Capital Cities is quickly becoming quite popular, and I think they deserve it. Their 2013 album A Tidal Wave of Mystery is among the most addictive listens of the past year. Like pretty much everything else I’ve mentioned thus far, Capital Cities is a synthpop band. There’s a reason such a style of music appeals to me. It gets into your blood. Here’s a sample:
Orchestral Manoeuvres in the Dark (OMD), best known for their 1980s new wave hit “If You Leave,” released their 12th studio album in April 2013, titled English Electric. I’ve felt compelled to listen and re-listen to the album numerous times, even though there isn’t anything on the album that leaps out at me. I’m not sure what to make of that. Do I love the album? I don’t feel like I do, and yet obviously there’s something about it that makes it highly listenable. Stylistically, you can hear the new wave influence throughout, and yet it is also decidedly more futuristic—purposely so, it would seem, based on the robotic interludes that sometimes fill the gaps between songs, songs with titles such as “The Future Will Be Silent,” no less. Because there isn’t a track on the album that leaps out to me as a favorite, I’ve chosen to showcase the song that I feel will best convey the album’s dualistic retro-futuristic sound. Here it is:
2013 found me intrigued by the artists Hot Chip and Phosphorescent. From a comprehensive point of view, I’m less enthusiastic about these two than the earlier acts I’ve mentioned, and yet they have each produced songs that I absolutely love. If not for these particular songs, I might not bother to mention these artists at all. Here they are:
I’ll make mention of one final album, although I’m not sure it really counts. This year I found myself listening repeatedly to Cyndi Lauper’s 1983 album She’s So Unusual. My oldest sister owned this album on vinyl, and I remember listening to it some as a kid. But it’s been nearly 30 years since I’ve listened to it in its entirety, and I love it. Sure, a good chunk of the album can still be heard on the radio with some regularity—songs like “Time After Time,” “Girls Just Want to Have Fun,” “She Bop” (Cyndi’s famous ode to masturbation), and others.

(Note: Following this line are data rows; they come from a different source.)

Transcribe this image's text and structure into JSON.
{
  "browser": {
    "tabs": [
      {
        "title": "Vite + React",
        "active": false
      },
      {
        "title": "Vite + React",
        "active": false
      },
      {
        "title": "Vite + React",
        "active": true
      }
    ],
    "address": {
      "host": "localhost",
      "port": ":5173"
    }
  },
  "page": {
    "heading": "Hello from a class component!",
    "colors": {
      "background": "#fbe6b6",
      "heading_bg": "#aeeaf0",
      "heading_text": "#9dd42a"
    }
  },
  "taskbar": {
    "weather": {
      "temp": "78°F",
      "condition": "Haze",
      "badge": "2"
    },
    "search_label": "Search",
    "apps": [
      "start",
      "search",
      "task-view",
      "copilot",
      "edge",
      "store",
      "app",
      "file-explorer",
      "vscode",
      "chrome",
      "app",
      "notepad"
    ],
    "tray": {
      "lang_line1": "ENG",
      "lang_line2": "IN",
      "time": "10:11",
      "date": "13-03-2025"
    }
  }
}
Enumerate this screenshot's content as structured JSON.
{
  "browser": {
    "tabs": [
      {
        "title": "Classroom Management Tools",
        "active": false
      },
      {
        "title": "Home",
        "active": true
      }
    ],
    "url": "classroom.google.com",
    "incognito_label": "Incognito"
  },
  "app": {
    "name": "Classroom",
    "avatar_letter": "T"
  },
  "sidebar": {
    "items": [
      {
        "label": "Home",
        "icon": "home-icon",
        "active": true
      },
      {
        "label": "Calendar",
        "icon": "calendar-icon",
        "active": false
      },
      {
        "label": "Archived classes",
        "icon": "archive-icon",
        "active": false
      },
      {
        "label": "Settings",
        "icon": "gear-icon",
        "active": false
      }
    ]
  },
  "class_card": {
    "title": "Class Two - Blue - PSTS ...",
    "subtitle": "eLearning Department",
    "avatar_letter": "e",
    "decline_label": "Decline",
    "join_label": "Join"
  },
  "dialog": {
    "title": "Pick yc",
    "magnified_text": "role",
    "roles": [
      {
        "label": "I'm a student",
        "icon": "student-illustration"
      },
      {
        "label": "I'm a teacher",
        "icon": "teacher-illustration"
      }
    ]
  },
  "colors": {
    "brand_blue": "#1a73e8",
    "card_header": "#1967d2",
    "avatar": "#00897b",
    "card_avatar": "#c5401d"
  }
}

But the fact that these tunes are so familiar doesn’t preclude them from being terrific. With Top 5 singles comprising nearly half of the album, it’s hard to listen to She’s So Unusual without having a blast. It’s quite the pop record. The video I’ll post to celebrate this album is of yet another song you’re undoubtedly familiar with, but it’s a song I love—both to listen to and to sing along with. Go ahead and try it yourself. You’ll see what I mean.
A final note of thanks must be given to Chuck, the wonderful man that introduced me to much of the above music. I’m leaving last names off because I haven’t asked Chuck permission to make him famous by talking about him on my blog. But if he happens to read this, I need him to see he’s getting his due props. Thanks, Chuck.